About this exercise: Only lines holding the word "label" should be copied from the material.

________________________________________

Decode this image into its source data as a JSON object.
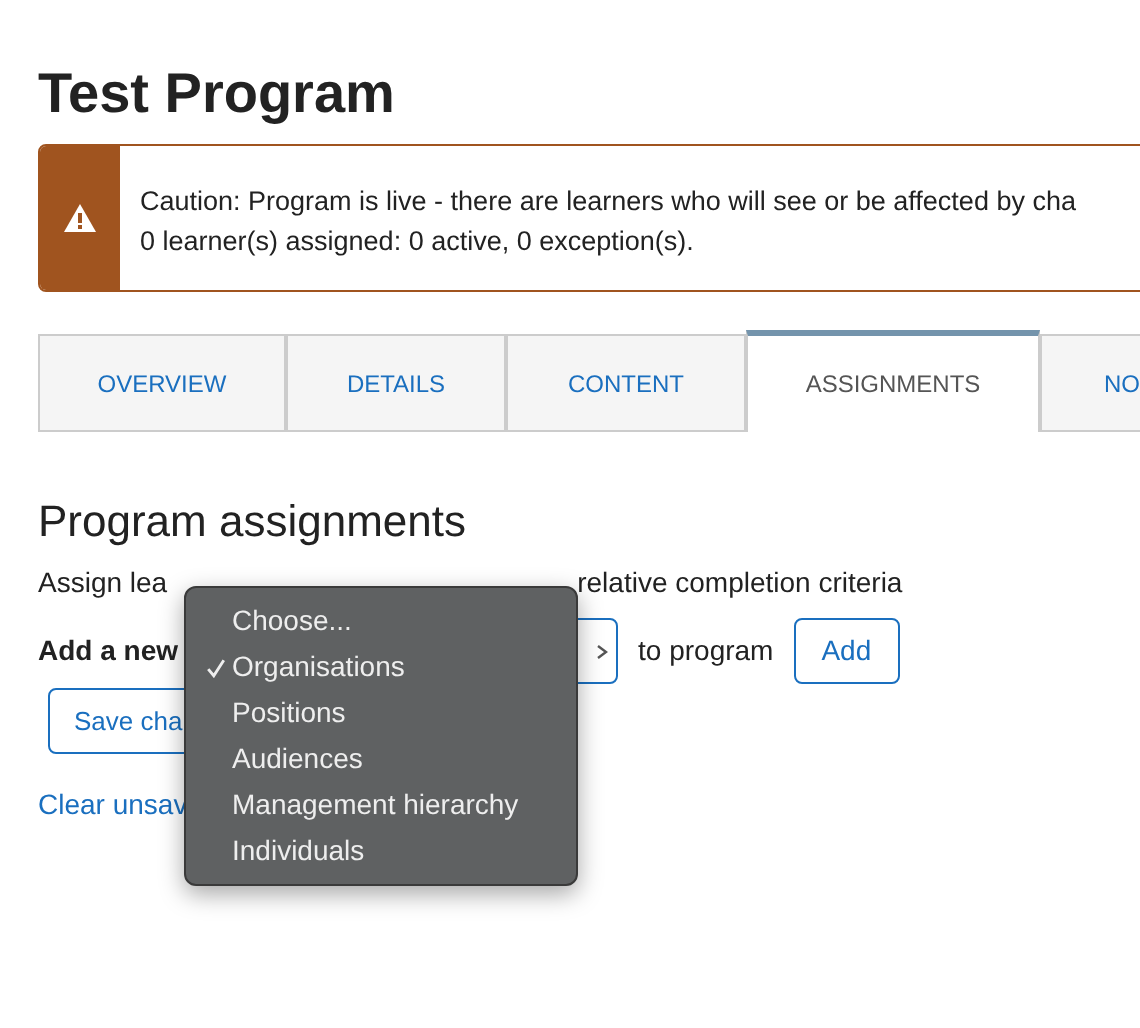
{
  "page_title": "Test Program",
  "alert": {
    "line_1": "Caution: Program is live - there are learners who will see or be affected by cha",
    "line_2": "0 learner(s) assigned: 0 active, 0 exception(s)."
  },
  "tabs": [
    {
      "label": "OVERVIEW",
      "selected": false
    },
    {
      "label": "DETAILS",
      "selected": false
    },
    {
      "label": "CONTENT",
      "selected": false
    },
    {
      "label": "ASSIGNMENTS",
      "selected": true
    },
    {
      "label": "NO",
      "selected": false
    }
  ],
  "section_heading": "Program assignments",
  "description": {
    "before_menu": "Assign lea",
    "after_menu": "relative completion criteria"
  },
  "add_row": {
    "label": "Add a new",
    "suffix": "to program",
    "add_button": "Add"
  },
  "save_button": "Save cha",
  "clear_link": "Clear unsav",
  "dropdown_menu": [
    {
      "label": "Choose...",
      "selected": false
    },
    {
      "label": "Organisations",
      "selected": true
    },
    {
      "label": "Positions",
      "selected": false
    },
    {
      "label": "Audiences",
      "selected": false
    },
    {
      "label": "Management hierarchy",
      "selected": false
    },
    {
      "label": "Individuals",
      "selected": false
    }
  ]
}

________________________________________

Solution to the problem:
      "label": "OVERVIEW",
      "label": "DETAILS",
      "label": "CONTENT",
      "label": "ASSIGNMENTS",
      "label": "NO",
    "label": "Add a new",
      "label": "Choose...",
      "label": "Organisations",
      "label": "Positions",
      "label": "Audiences",
      "label": "Management hierarchy",
      "label": "Individuals",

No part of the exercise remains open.